The name Zeezrom, possibly meaning “He of the silver (money),” may be used as more of a nickname than an actual given name. The place name Jershon likely means “place of inheritance.”
“Weighing and Measuring in the Worlds of the Book of Mormon,” John W. Welch, Journal of Book of Mormon Studies 8, no. 2
The discussion of weights and measures in the middle of Alma 11 may appear interruptive and misplaced, but it is connected to understanding bribery and corruption that appears in this narrative.
“Chart 8-110: King Mosiah’s Monetary System,” John W. Welch and Greg Welch, Charting the Book of Mormon
King Mosiah’s system of weights and measures established equivalencies between amounts of silver, gold, and grains.
“Alma 12: The Universal Power of Apostasy,” LeGrand L. Baker and Stephen D. Ricks, Who Shall Ascend Into the Hill of the Lord?: The Psalms in Israel’s Temple Worship in the Old Testament and the Book of Mormon
Apostasy may stem from political challenge to priesthood authority, and then a major change of doctrine corrupts the understanding of the Atonement and ordinances.
“Alma 12:3: But Thou Hast Lied Unto God,” LeGrand L. Baker and Stephen D. Ricks, Who Shall Ascend Into the Hill of the Lord?: The Psalms in Israel’s Temple Worship in the Old Testament and the Book of Mormon
One cannot lie to God without first lying about one’s Self to one’s Self.
“Alma 12:5-6, The Power of an Embrace,” LeGrand L. Baker and Stephen D. Ricks, Who Shall Ascend Into the Hill of the Lord?: The Psalms in Israel’s Temple Worship in the Old Testament and the Book of Mormon
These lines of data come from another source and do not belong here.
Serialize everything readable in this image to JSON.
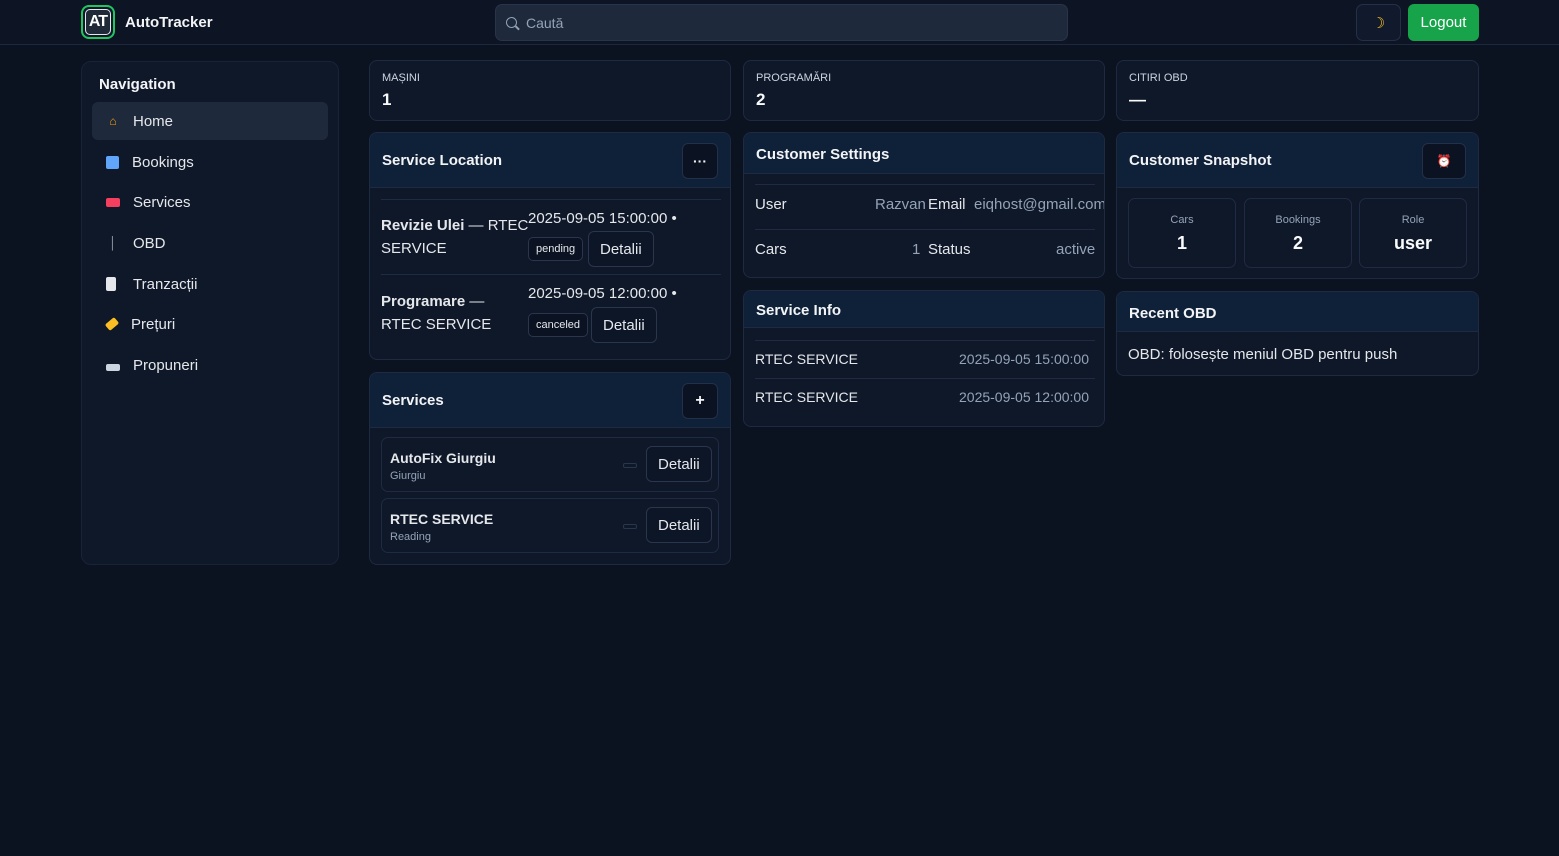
{
  "header": {
    "logo_text": "AT",
    "app_name": "AutoTracker",
    "search_placeholder": "Caută",
    "theme_icon": "moon-icon",
    "logout_label": "Logout",
    "accent_color": "#16a34a"
  },
  "sidebar": {
    "title": "Navigation",
    "items": [
      {
        "label": "Home",
        "icon": "home-icon",
        "active": true
      },
      {
        "label": "Bookings",
        "icon": "calendar-icon"
      },
      {
        "label": "Services",
        "icon": "toolbox-icon"
      },
      {
        "label": "OBD",
        "icon": "plug-icon"
      },
      {
        "label": "Tranzacții",
        "icon": "receipt-icon"
      },
      {
        "label": "Prețuri",
        "icon": "tag-icon"
      },
      {
        "label": "Propuneri",
        "icon": "inbox-icon"
      }
    ]
  },
  "stats": [
    {
      "label": "MAȘINI",
      "value": "1"
    },
    {
      "label": "PROGRAMĂRI",
      "value": "2"
    },
    {
      "label": "CITIRI OBD",
      "value": "—"
    }
  ],
  "service_location": {
    "title": "Service Location",
    "menu_label": "···",
    "appointments": [
      {
        "name": "Revizie Ulei",
        "location_line1": "— RTEC",
        "location_line2": "SERVICE",
        "datetime": "2025-09-05 15:00:00 •",
        "status": "pending",
        "details_label": "Detalii"
      },
      {
        "name": "Programare",
        "location_line1": "—",
        "location_line2": "RTEC SERVICE",
        "datetime": "2025-09-05 12:00:00 •",
        "status": "canceled",
        "details_label": "Detalii"
      }
    ]
  },
  "services": {
    "title": "Services",
    "add_label": "+",
    "items": [
      {
        "name": "AutoFix Giurgiu",
        "city": "Giurgiu",
        "details_label": "Detalii"
      },
      {
        "name": "RTEC SERVICE",
        "city": "Reading",
        "details_label": "Detalii"
      }
    ]
  },
  "customer_settings": {
    "title": "Customer Settings",
    "rows": [
      {
        "k1": "User",
        "v1": "Razvan",
        "k2": "Email",
        "v2": "eiqhost@gmail.com"
      },
      {
        "k1": "Cars",
        "v1": "1",
        "k2": "Status",
        "v2": "active"
      }
    ]
  },
  "service_info": {
    "title": "Service Info",
    "rows": [
      {
        "name": "RTEC SERVICE",
        "datetime": "2025-09-05 15:00:00"
      },
      {
        "name": "RTEC SERVICE",
        "datetime": "2025-09-05 12:00:00"
      }
    ]
  },
  "snapshot": {
    "title": "Customer Snapshot",
    "icon": "alarm-clock-icon",
    "boxes": [
      {
        "label": "Cars",
        "value": "1"
      },
      {
        "label": "Bookings",
        "value": "2"
      },
      {
        "label": "Role",
        "value": "user"
      }
    ]
  },
  "recent_obd": {
    "title": "Recent OBD",
    "text": "OBD: folosește meniul OBD pentru push"
  }
}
While an embrace is a sign of love and the giving of one’s self, it can also be used as a symbol for the Devil’s dominion over a person.